This consistent circuit procedure will pay dividends in the end and you will have more fun and be less frustrated in the traffic pattern. But one has to be committed to making procedural work in the aircraft work for them. It’ takes practice. Work with your instructor to discuss how better traffic pattern procedures can benefit you and get you to your performance goals sooner than expected.
So you get into your airplane and your instructor says to you,
“Hey where is your Kneeboard, your desk? What are you going to write on and fly at the same time”?
“I did not think I needed one of those.”
“Well look what’s on my knee! I am a professional, I use the Pro tools, If you were a pro golfer you would want the pro golf clubs right, you want to be a Pro Pilot one day don’t you”?
“Well, Yes, but I am trying to save money for flying”?
“Ya, Crappy flying”…

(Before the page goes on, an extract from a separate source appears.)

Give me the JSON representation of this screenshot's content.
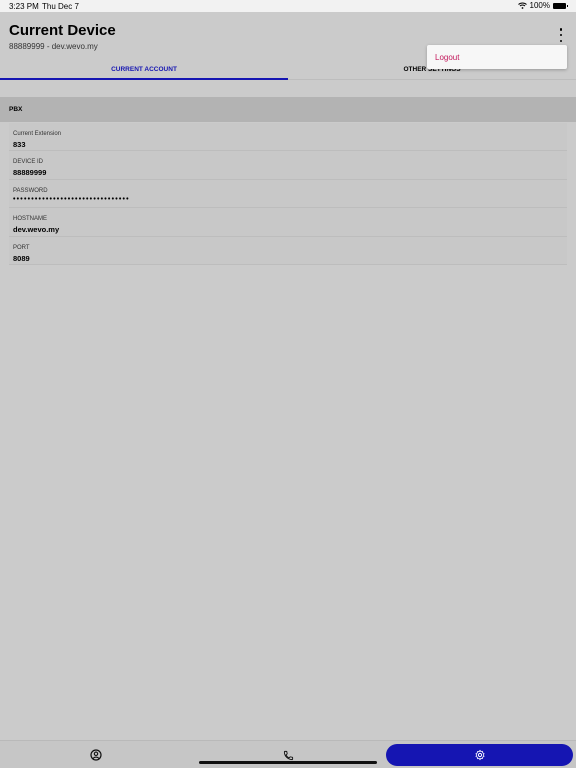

It’s just a tin plate, but in the aircraft, this thing is your second brain. You are so busy flying you don’t have time to think because you are already reasoning about the size of your circuit, and the speed you need to be at before you turn to base. ATC calls the Cessna in front of you that is on final and gives him some new winds, you write that info down on your kneeboard because you don’t need that info just yet but can use it. So, on final you are trying to sort out your crosswind and since you wrote the wind info down on your kneeboard it’s there, right there. Your Runway is RW 26 and the winds are 280/22Kts and you think, “can I handle that crosswind”? Because you had a desk, you used it when you had the chance and later the info was there when you needed it. However, Prior to flight, your instructor got you to prepare the details of the flight on a piece of paper that just so happens to be just the size to fit on a kneeboard. That’s by design. Up and Down times, Departure plan, Radio frequencies, Altitudes and distance restrictions. Notes, Notes.
Over the years I have found it an indispensable tool. It holds the pen, is solid surface, and clips my mission cards and flight notes, navigation logs to something rigid, like your leg.
I have always used the thin aluminum plate, It does not get in the way of the controls. It’s light and easy to attach to your leg. And best of all it’s Under $25 bucks. The last tin plate kneeboard lasted 25 years, I worked it out, that’s $1.00 a year, for a highly Under Rated aviation tool. You will use a kneeboard for your whole career in one form or another.
The Image above is linked to a location for you to purchase one. Great tool in the airplane that serves as a platform for your second brain.